_Activity_: With the records below as input, work out how many lines include the word "true". Give only the number.

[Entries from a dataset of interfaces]

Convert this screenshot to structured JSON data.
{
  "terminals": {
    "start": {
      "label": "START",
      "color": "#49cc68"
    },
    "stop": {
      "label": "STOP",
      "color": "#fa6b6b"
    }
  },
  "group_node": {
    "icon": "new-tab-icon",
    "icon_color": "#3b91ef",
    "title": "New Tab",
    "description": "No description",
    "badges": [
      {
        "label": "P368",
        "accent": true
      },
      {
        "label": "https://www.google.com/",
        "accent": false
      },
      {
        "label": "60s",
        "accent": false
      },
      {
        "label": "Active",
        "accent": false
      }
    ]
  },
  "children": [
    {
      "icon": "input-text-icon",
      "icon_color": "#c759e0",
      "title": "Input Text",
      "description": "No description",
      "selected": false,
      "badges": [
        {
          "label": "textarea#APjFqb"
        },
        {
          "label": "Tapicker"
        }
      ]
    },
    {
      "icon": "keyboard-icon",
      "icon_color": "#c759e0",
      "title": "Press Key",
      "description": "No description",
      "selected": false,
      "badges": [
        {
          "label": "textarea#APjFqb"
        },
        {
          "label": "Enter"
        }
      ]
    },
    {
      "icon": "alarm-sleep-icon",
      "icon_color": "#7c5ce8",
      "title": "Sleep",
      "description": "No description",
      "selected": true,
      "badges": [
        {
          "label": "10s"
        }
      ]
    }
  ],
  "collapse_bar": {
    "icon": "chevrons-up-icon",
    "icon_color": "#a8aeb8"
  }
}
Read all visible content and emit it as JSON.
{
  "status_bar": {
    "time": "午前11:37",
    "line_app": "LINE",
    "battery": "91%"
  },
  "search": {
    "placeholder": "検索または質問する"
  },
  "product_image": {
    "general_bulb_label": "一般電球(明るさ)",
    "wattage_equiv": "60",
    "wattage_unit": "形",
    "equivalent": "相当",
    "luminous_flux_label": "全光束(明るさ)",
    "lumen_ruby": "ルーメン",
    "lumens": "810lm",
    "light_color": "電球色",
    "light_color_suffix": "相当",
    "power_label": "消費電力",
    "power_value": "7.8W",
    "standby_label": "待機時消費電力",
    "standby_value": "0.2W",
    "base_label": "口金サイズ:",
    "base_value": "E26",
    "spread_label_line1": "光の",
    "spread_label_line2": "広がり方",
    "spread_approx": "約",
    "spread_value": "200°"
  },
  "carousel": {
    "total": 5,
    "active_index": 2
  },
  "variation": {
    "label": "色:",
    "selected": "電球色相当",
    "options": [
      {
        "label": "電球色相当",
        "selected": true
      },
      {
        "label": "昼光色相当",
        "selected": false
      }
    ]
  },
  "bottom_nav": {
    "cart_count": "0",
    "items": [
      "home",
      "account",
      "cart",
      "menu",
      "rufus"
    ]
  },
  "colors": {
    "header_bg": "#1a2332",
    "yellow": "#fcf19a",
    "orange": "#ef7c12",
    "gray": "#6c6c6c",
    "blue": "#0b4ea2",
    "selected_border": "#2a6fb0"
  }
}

_Reply_: 3